The Vietnam War was a rational choice.
The Vietnam War—and the counterculture it inspired—was responsible for framing much of the modern debate on American foreign military involvement. More than forty years after the end of the war, the conflict is still contentiously discussed: Was the deployment of American troops a catastrophic blunder or a strategic necessity?
The mistake made in most contemporary assessments of the conflict is that they evaluate the war through the lens of hindsight. This article will aim to explain the rationale behind American escalation in Vietnam and justify the sequence of decisions that culminated in ten years of military ground intervention.
There is an important distinction to be made between justifying the Vietnam War and justifying the decision to take part in it. This article deals solely with the latter. The United States had very clear objectives in mind when it became embroiled in the Indochina region, thus, supporting the Western-sympathizing South Vietnam was the logical option.
The power-bipolarity of the Cold War resulted in an antipathy for communism that pervaded the consciousness of the majority, meaning that the USA’s involvement in Vietnam was logically—if not ethically—sound.
The core of the United States’ involvement lay in “The Domino Theory.” According to the theory, allowing the communist Viet Cong to unify Vietnam would result in Laos, Cambodia and the rest of South-East Asia adopting this ideology as well. The premise was that while a successful communist revolution in one country may not provide material aid to another uprising, it would contribute significantly to morale and rhetoric. This concept was nothing but an extension of the Truman doctrine—a policy devised to curb the growth of Soviet influence during the Cold War. It had been a tenet of American foreign policy for most of the post-World War II era, and so using it to consider a decision to intervene in a country wracked by communist guerilla groups was perfectly reasonable.
Today, however, the point of discussion is whether the Domino Theory was legitimate or not. Cold War era USA viewed the communist movement as a monolithic idea and posited that each successful revolution would contribute to global Soviet influence. Modern consensus is that communism was adopted by different regions for discrete reasons and that, in time, these nations would come into conflict with each other rather than consolidate their power.
Indeed, in the aftermath of US withdrawal from Vietnam in 1975, Laos and Cambodia eventually did become communist-majority nations. If not for the free-market, trade-liberalizing impact of the Association of South East Asian Nations (ASEAN), many believe that Indonesia, Malaysia, and Thailand (along with other countries) would have followed suit.

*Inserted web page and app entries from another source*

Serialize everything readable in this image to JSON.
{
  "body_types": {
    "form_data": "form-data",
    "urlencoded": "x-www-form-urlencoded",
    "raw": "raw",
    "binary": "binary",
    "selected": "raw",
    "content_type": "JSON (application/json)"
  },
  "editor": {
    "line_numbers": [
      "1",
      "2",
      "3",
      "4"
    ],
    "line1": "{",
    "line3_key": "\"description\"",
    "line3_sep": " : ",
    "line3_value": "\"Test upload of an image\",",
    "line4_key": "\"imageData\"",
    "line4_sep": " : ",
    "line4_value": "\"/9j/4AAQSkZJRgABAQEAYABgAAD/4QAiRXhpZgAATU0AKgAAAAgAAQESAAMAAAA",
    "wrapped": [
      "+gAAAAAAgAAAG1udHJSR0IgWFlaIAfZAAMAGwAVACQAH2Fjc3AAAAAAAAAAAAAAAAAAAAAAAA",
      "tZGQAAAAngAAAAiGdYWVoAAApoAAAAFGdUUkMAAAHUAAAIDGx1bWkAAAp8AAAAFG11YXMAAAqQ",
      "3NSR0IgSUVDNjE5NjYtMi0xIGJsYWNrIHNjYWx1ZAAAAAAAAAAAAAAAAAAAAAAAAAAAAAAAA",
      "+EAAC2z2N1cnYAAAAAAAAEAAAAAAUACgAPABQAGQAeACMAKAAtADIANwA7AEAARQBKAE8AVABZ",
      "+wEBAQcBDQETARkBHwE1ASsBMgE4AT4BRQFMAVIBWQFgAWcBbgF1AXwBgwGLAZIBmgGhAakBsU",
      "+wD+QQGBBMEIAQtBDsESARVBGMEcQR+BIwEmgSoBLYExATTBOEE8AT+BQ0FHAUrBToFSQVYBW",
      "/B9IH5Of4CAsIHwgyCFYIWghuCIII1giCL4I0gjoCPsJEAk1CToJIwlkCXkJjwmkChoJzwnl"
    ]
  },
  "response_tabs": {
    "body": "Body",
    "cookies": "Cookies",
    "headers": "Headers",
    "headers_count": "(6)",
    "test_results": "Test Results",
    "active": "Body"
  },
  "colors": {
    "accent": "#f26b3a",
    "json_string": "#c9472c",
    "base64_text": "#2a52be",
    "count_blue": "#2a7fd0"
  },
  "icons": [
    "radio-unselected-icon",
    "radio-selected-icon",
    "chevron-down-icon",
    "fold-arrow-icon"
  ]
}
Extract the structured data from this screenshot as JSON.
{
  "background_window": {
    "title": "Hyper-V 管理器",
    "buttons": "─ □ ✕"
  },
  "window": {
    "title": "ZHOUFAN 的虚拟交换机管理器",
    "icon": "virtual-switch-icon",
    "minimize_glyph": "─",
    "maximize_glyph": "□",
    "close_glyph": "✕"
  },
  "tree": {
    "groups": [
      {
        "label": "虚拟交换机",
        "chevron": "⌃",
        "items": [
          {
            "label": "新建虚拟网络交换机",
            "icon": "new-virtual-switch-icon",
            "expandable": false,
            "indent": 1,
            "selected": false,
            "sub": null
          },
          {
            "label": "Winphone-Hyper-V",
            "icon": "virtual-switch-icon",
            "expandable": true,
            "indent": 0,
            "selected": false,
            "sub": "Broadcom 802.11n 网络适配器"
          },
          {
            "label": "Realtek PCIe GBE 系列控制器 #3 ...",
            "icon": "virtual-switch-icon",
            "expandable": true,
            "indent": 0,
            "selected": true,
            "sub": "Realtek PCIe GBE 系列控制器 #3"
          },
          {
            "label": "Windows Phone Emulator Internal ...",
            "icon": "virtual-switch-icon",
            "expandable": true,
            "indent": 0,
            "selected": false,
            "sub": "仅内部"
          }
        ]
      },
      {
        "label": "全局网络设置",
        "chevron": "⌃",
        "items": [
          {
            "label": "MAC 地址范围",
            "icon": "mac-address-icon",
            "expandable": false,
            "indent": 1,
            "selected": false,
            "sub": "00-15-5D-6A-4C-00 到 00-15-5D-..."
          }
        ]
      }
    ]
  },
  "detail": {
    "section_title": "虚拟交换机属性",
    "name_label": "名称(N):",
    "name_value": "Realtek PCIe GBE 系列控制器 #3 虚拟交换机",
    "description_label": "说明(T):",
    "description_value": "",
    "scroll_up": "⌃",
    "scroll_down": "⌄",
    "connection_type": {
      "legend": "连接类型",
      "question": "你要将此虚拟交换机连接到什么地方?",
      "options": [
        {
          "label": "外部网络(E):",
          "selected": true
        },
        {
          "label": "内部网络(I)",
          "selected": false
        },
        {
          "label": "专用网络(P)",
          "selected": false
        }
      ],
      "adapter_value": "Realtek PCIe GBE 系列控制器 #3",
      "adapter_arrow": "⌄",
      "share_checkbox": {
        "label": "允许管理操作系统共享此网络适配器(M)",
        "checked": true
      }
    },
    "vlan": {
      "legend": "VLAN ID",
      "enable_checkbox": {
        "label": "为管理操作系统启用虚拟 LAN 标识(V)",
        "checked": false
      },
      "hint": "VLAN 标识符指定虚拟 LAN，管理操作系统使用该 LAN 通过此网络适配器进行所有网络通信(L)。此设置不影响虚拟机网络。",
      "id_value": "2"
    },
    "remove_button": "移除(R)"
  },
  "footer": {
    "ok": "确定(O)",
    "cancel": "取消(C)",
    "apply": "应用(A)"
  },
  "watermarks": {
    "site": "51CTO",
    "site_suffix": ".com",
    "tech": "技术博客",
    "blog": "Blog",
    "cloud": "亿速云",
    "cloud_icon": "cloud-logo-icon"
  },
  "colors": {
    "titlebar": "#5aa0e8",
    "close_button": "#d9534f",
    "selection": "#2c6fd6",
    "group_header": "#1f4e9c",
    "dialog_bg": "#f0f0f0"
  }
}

Parallels can be drawn to the Korean War only a few years earlier. Like in the Korean Peninsula, the objective was never to consolidate the entirety of Vietnam under the South Vietnamese banner. Beijing and Moscow made clear at the onset of the conflict that an all-out US-led invasion would be met with retaliation, and so early American involvement was in the form of aid and military advice. However, the situation quickly devolved into a weak, corrupt South Vietnam government that heavily depended on foreign support. The United States could neither ramp up troop numbers in an attempt to decisively end the conflict, nor could it withdraw from the region without costing its Southern allies.
Ultimately, Nixon’s administration chose the latter and South Vietnam fell in the following two years. This demonstrates clearly that US support was vital if the South were to have a chance at winning the war. However, it was a conclusive failure on the United States’ part when it came to its on-ground operations. The guerilla warfare of the Viet Cong demonstrated how effective asymmetric warfare could be.

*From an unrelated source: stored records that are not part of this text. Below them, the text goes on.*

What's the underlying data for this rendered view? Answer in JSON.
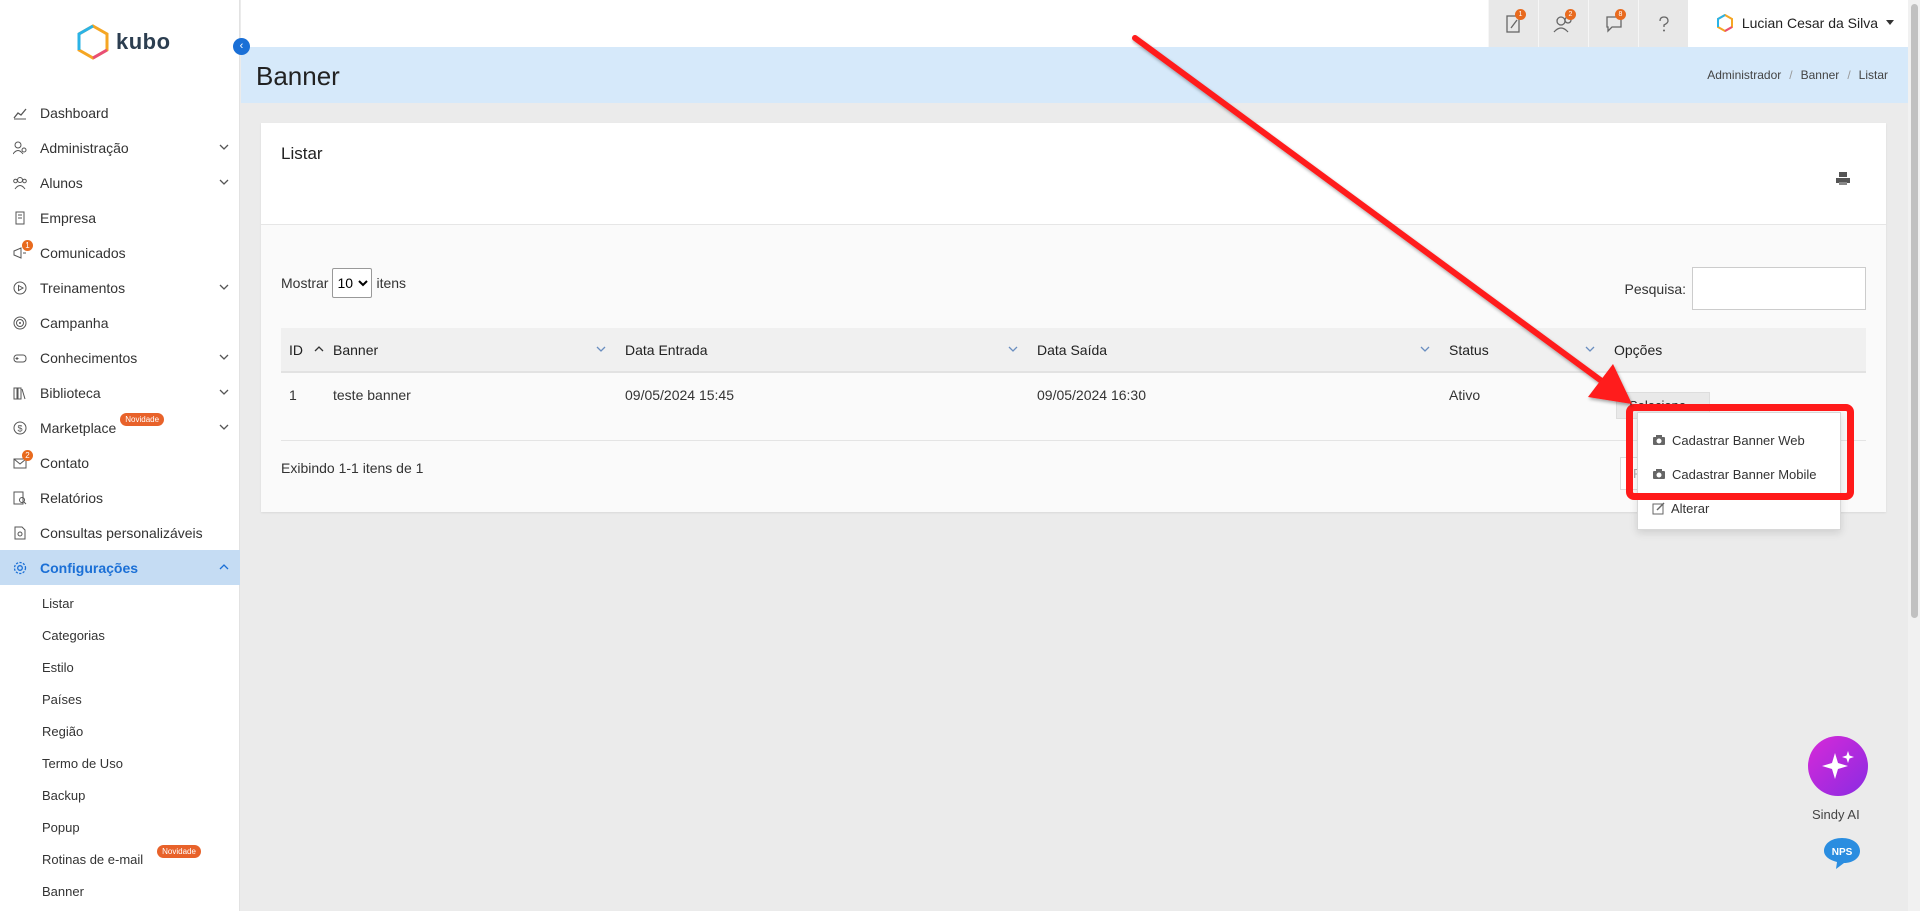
{
  "brand": {
    "name": "kubo"
  },
  "sidebar": {
    "items": [
      {
        "label": "Dashboard",
        "icon": "chart-line-icon",
        "chevron": false
      },
      {
        "label": "Administração",
        "icon": "user-cog-icon",
        "chevron": true
      },
      {
        "label": "Alunos",
        "icon": "users-icon",
        "chevron": true
      },
      {
        "label": "Empresa",
        "icon": "building-icon",
        "chevron": false
      },
      {
        "label": "Comunicados",
        "icon": "megaphone-icon",
        "chevron": false,
        "count": "1"
      },
      {
        "label": "Treinamentos",
        "icon": "play-circle-icon",
        "chevron": true
      },
      {
        "label": "Campanha",
        "icon": "target-icon",
        "chevron": false
      },
      {
        "label": "Conhecimentos",
        "icon": "gamepad-icon",
        "chevron": true
      },
      {
        "label": "Biblioteca",
        "icon": "books-icon",
        "chevron": true
      },
      {
        "label": "Marketplace",
        "icon": "dollar-circle-icon",
        "chevron": true,
        "badge": "Novidade"
      },
      {
        "label": "Contato",
        "icon": "mail-icon",
        "chevron": false,
        "count": "2"
      },
      {
        "label": "Relatórios",
        "icon": "report-search-icon",
        "chevron": false
      },
      {
        "label": "Consultas personalizáveis",
        "icon": "file-search-icon",
        "chevron": false
      },
      {
        "label": "Configurações",
        "icon": "gear-icon",
        "chevron": true,
        "active": true
      }
    ],
    "subitems": [
      {
        "label": "Listar"
      },
      {
        "label": "Categorias"
      },
      {
        "label": "Estilo"
      },
      {
        "label": "Países"
      },
      {
        "label": "Região"
      },
      {
        "label": "Termo de Uso"
      },
      {
        "label": "Backup"
      },
      {
        "label": "Popup"
      },
      {
        "label": "Rotinas de e-mail",
        "badge": "Novidade"
      },
      {
        "label": "Banner"
      }
    ]
  },
  "topbar": {
    "icons": [
      {
        "name": "pen-note-icon",
        "count": "1"
      },
      {
        "name": "users-icon",
        "count": "2"
      },
      {
        "name": "chat-icon",
        "count": "8"
      },
      {
        "name": "help-icon",
        "count": ""
      }
    ],
    "user_name": "Lucian Cesar da Silva"
  },
  "page": {
    "title": "Banner",
    "breadcrumb": [
      "Administrador",
      "Banner",
      "Listar"
    ]
  },
  "card": {
    "title": "Listar",
    "show_label": "Mostrar",
    "show_value": "10",
    "items_label": "itens",
    "search_label": "Pesquisa:",
    "search_value": "",
    "columns": [
      "ID",
      "Banner",
      "Data Entrada",
      "Data Saída",
      "Status",
      "Opções"
    ],
    "rows": [
      {
        "id": "1",
        "banner": "teste banner",
        "entrada": "09/05/2024 15:45",
        "saida": "09/05/2024 16:30",
        "status": "Ativo",
        "opcoes": "Selecione"
      }
    ],
    "footer_info": "Exibindo 1-1 itens de 1",
    "pager_first": "Primeiro"
  },
  "dropdown": {
    "items": [
      {
        "label": "Cadastrar Banner Web",
        "icon": "camera-icon"
      },
      {
        "label": "Cadastrar Banner Mobile",
        "icon": "camera-icon"
      },
      {
        "label": "Alterar",
        "icon": "edit-icon"
      }
    ]
  },
  "floating": {
    "sindy_label": "Sindy AI",
    "nps_label": "NPS"
  },
  "colors": {
    "accent": "#1a6fd6",
    "header_band": "#d6e9fa",
    "badge": "#e8622a",
    "annotation": "#ff1a1a"
  }
}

That being said, the guerilla warfare’s efficacy did not make it even comparable to the strength of the American military. The Viet Cong’s knowledge of the terrain was compensated for in terms of sheer firepower and it was impossible for officials to anticipate the scale on which North Vietnam would be able to wage war. The US military would have reasonably assumed that they would have the upper hand.
The Vietnam War cast a long shadow. It continues to serve as a lens for the evaluation of all armed conflict involving the United States and has led to a decisive shift in American foreign policy. The post-World War II aversion to “appeasement” and the global mission of protecting “freedom and liberty” was curbed harshly and was replaced by a more domestic-focused sentiment for years to come.
When the war came to a close, casualties numbered in the tens of thousands and an anti-war movement developed that would redefine American foreign policy for years to come. In hindsight, perhaps the war cost the USA more than benefited it. Fighting and funding someone else’s war for twenty years may have led to little material gain, but the USA’s priorities were very clear from the outset. The majority of the Indochina region saw periods of great economic growth and communist presence remains negligible even today. The years of oppression by the Viet Cong in the war’s wake were deplorable, but could not have been anticipated by policymakers. In the end, while the decision to enter the Vietnam War may have been unconscionable, it was undeniably rational.
Parthav Shergill lives in Bangalore, India and writes about Indian politics and economics.